# Exercise objective
Count every line below that holds the word "dodani", and give the number with no other words.
- - -
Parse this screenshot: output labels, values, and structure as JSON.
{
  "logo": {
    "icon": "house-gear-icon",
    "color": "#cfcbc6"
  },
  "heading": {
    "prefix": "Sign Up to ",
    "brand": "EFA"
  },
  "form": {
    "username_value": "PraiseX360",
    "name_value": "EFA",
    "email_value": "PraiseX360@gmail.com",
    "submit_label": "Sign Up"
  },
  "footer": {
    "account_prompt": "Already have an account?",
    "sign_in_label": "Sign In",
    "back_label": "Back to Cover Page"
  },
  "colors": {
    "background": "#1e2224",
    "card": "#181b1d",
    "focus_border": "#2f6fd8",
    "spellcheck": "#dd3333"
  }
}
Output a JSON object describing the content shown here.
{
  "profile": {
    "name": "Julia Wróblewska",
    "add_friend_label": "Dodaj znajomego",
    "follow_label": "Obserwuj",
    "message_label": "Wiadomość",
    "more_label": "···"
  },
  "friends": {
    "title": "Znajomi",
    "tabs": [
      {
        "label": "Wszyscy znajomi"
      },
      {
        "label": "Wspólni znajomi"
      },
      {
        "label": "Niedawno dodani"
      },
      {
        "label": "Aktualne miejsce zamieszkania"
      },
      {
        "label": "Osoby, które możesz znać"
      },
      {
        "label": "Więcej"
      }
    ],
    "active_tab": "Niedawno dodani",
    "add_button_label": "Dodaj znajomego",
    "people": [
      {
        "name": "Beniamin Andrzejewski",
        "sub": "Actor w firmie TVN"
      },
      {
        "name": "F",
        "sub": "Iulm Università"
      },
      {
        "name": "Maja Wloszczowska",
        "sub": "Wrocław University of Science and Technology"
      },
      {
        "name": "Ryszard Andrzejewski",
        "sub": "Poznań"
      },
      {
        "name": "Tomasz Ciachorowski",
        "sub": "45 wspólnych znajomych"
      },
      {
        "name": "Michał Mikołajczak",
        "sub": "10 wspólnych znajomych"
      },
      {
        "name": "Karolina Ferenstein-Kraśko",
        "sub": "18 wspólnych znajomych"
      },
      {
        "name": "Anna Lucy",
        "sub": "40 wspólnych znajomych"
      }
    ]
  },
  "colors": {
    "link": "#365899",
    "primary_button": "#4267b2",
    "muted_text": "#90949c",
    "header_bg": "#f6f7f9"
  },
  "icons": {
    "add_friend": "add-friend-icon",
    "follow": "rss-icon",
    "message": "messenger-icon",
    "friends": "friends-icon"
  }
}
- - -
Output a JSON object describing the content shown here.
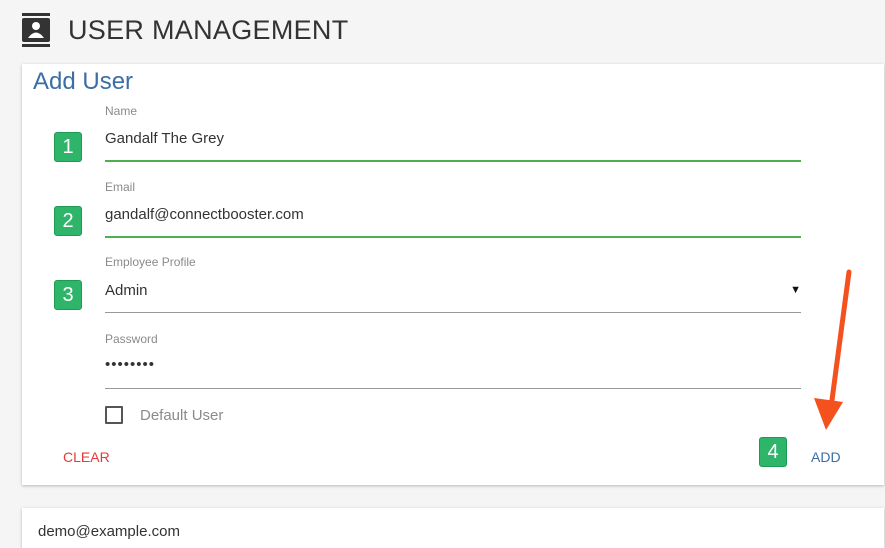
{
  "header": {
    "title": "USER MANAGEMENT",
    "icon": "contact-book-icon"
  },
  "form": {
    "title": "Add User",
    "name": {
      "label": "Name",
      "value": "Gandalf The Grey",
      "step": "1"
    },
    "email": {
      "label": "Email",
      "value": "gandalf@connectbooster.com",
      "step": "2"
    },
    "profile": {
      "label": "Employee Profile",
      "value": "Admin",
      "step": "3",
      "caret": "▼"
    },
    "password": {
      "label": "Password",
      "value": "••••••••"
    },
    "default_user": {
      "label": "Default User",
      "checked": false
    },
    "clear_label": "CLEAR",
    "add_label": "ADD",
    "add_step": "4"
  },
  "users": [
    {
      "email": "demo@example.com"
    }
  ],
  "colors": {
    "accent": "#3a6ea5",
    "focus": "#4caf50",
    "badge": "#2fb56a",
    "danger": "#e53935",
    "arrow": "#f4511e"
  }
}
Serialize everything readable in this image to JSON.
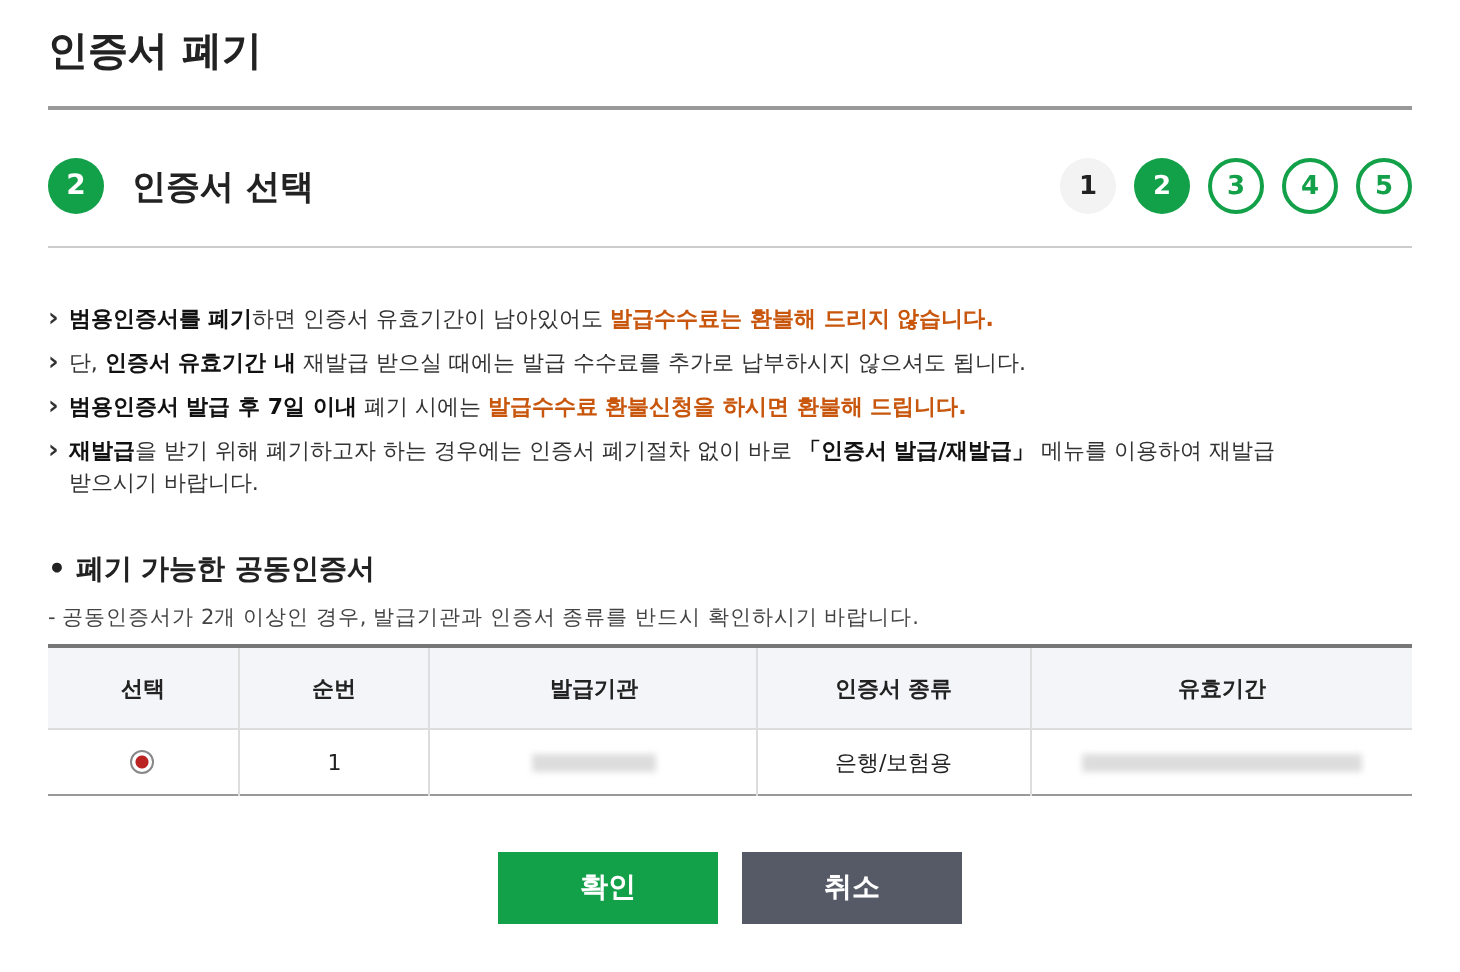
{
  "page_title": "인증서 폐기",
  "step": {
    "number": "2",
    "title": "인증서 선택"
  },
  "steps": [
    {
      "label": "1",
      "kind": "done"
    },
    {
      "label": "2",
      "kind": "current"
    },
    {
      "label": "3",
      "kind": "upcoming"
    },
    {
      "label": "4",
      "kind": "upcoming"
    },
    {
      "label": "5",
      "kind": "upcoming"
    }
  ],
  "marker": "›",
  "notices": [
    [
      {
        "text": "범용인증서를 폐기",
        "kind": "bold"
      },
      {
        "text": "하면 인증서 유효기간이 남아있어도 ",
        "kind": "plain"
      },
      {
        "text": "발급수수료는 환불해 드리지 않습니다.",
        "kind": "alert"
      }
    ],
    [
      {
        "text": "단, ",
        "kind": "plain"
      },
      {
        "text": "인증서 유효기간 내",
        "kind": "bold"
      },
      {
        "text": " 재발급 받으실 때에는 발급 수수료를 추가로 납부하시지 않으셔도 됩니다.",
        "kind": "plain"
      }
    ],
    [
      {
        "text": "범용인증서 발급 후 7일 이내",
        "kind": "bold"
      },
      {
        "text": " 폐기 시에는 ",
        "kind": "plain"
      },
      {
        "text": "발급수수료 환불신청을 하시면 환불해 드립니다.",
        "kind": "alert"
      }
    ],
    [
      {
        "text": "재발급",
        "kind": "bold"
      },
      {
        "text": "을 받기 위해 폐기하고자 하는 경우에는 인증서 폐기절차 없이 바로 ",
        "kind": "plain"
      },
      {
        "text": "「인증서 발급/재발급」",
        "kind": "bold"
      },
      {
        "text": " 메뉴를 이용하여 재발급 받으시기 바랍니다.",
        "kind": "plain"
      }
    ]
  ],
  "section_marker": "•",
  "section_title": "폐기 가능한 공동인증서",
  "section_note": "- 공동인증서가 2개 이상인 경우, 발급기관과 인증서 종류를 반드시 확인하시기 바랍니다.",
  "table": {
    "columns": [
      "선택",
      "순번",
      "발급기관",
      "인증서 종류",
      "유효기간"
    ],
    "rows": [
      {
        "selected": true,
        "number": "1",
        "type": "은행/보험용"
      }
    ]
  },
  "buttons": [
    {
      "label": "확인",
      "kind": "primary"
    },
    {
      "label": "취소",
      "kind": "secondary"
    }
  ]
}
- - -
# Reply to the task
2